I doubt anyone's going to do that. To date there's been four runners of the game in 2+ years. I just found the whole thing interesting.
2017-Oct-08: Waxing nostalgic
This week AIM announced it is shutting down. I haven't used or even looked at AIM for about 5 years but it's still one of those sobering reminders that a lot of the mainstays that formed my developmental life are either gone or changed. I peeked in at AIM and my buddy list was empty; I presume everyone on it hasn't logged in in about as many years as I have not. It's also... sobering... how many people there are that moved on with their lives and lost contact and I'll probably never see them again.
While kicking around news articles about the AIM shutdown, I found one interesting description of the service: "A secular confession box for 90s and 00s teens" and... yeah, definitely. In a way this is where the mentality of freedom from consequences online started. You could hit someone up and talk to them, say anything, and once you logged off you were nobody to them. You'd talk to strangers about your life, your day, who you loved, who you hated. You'd give advice, get advice; these people would change how you felt and how you lived but at the end of the day beyond the screenname you rarely knew who they were. The generation of adults today were raised on the lack of permanence presence then.
In the waning years of AIM, the MO of messaging and chat changed a bit. Instead of 1 on 1 conversations leading to group chats, we moved toward broadcasting sometimes leading into 1 on 1, but often not. Twitter, Facebook, Slack, Telegram... they all kind of lead more to just blatting your thoughts out into the ether and seeing who replies; but more often than not no one does.
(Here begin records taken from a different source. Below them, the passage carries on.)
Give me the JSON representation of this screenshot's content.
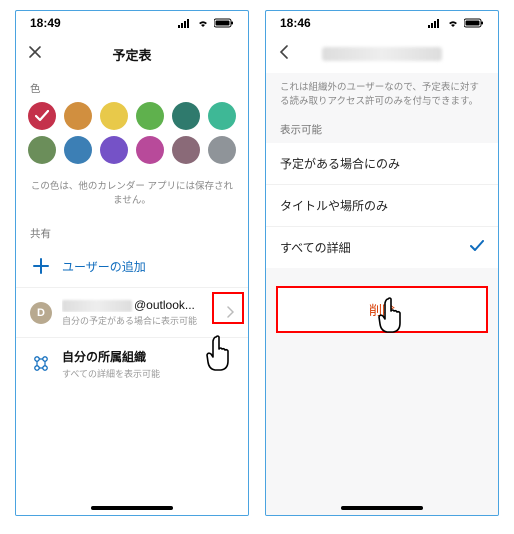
{
  "left": {
    "time": "18:49",
    "title": "予定表",
    "color_section": "色",
    "colors": [
      {
        "hex": "#c4314b",
        "selected": true
      },
      {
        "hex": "#d18f3f",
        "selected": false
      },
      {
        "hex": "#e8c94a",
        "selected": false
      },
      {
        "hex": "#5fb14d",
        "selected": false
      },
      {
        "hex": "#2f7a6d",
        "selected": false
      },
      {
        "hex": "#3eb896",
        "selected": false
      },
      {
        "hex": "#6b8e5a",
        "selected": false
      },
      {
        "hex": "#3c7fb5",
        "selected": false
      },
      {
        "hex": "#7552c7",
        "selected": false
      },
      {
        "hex": "#b84a9a",
        "selected": false
      },
      {
        "hex": "#8a6a78",
        "selected": false
      },
      {
        "hex": "#8f9499",
        "selected": false
      }
    ],
    "color_note": "この色は、他のカレンダー アプリには保存されません。",
    "share_section": "共有",
    "add_user": "ユーザーの追加",
    "user_email_suffix": "@outlook...",
    "user_sub": "自分の予定がある場合に表示可能",
    "org_title": "自分の所属組織",
    "org_sub": "すべての詳細を表示可能"
  },
  "right": {
    "time": "18:46",
    "permission_note": "これは組織外のユーザーなので、予定表に対する読み取りアクセス許可のみを付与できます。",
    "perm_section": "表示可能",
    "perm1": "予定がある場合にのみ",
    "perm2": "タイトルや場所のみ",
    "perm3": "すべての詳細",
    "delete": "削除"
  }
}
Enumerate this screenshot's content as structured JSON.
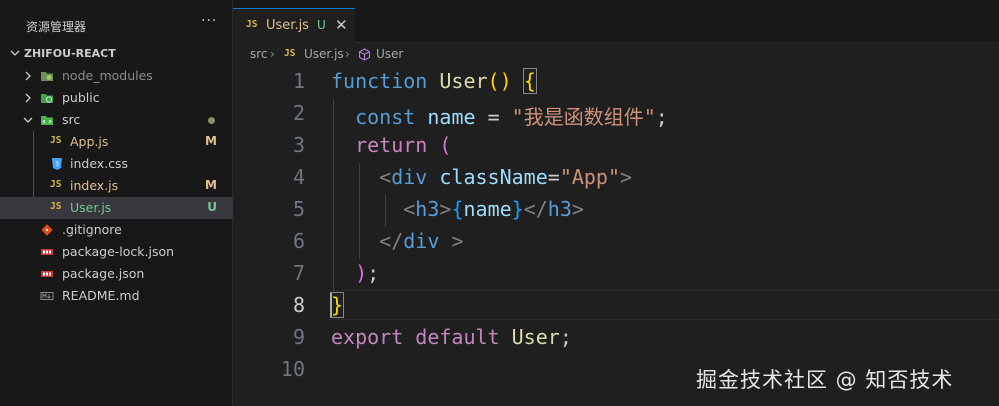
{
  "explorer": {
    "title": "资源管理器",
    "more": "···",
    "project": "ZHIFOU-REACT",
    "items": [
      {
        "name": "node_modules",
        "badge": ""
      },
      {
        "name": "public",
        "badge": ""
      },
      {
        "name": "src",
        "badge": ""
      },
      {
        "name": "App.js",
        "badge": "M"
      },
      {
        "name": "index.css",
        "badge": ""
      },
      {
        "name": "index.js",
        "badge": "M"
      },
      {
        "name": "User.js",
        "badge": "U"
      },
      {
        "name": ".gitignore",
        "badge": ""
      },
      {
        "name": "package-lock.json",
        "badge": ""
      },
      {
        "name": "package.json",
        "badge": ""
      },
      {
        "name": "README.md",
        "badge": ""
      }
    ]
  },
  "tab": {
    "icon": "JS",
    "name": "User.js",
    "status": "U",
    "close": "✕"
  },
  "breadcrumb": {
    "folder": "src",
    "sep": "›",
    "file_icon": "JS",
    "file": "User.js",
    "symbol": "User"
  },
  "editor": {
    "line_numbers": [
      "1",
      "2",
      "3",
      "4",
      "5",
      "6",
      "7",
      "8",
      "9",
      "10"
    ],
    "active_line": "8"
  },
  "watermark": "掘金技术社区 @ 知否技术",
  "colors": {
    "accent": "#0078d4",
    "modified": "#e2c08d",
    "untracked": "#73c991"
  }
}
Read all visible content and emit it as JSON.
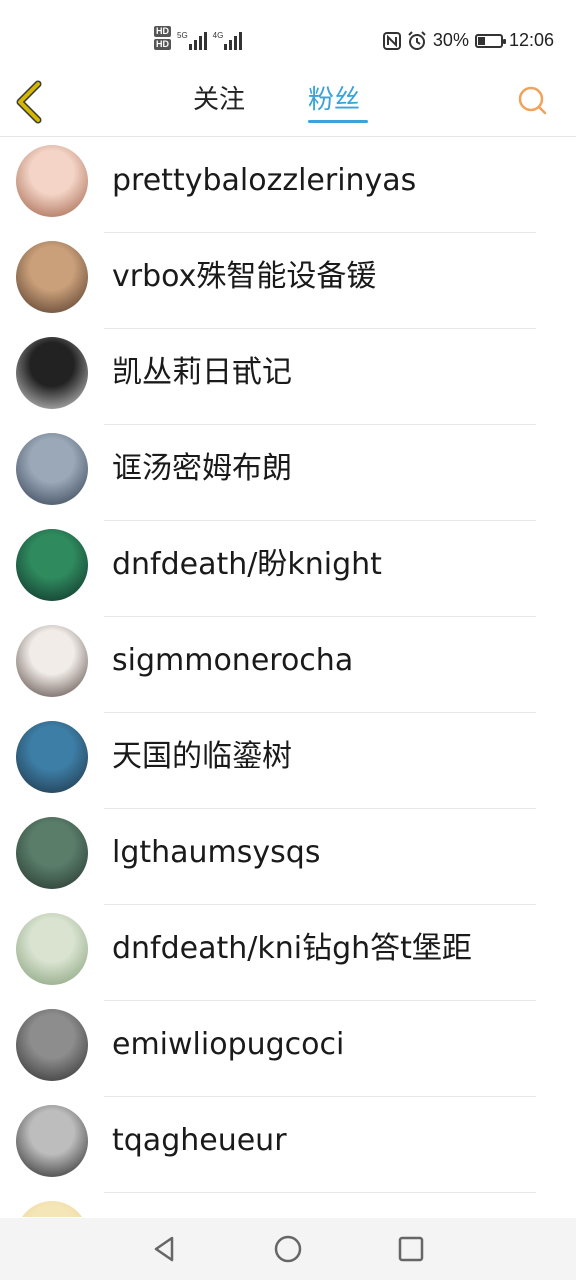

I think it's kind of sad; but then again I was one of those people who, in the absence of Twitter, just pinned someone down on AIM and said what I woulda tweeted anyway.
I don't know, maybe I'm just being an old coot and sitting here in nostalgia but really: so much of my personal development happened in red-on-black in an AIM window. I don't know for sure if we're better or worse off for that method of conversation being gone, but I feel an order of abstraction more disconnected from current society in its departure.
As for Graal, that's still around but not in the way it was when I was there. I should talk about that sometime.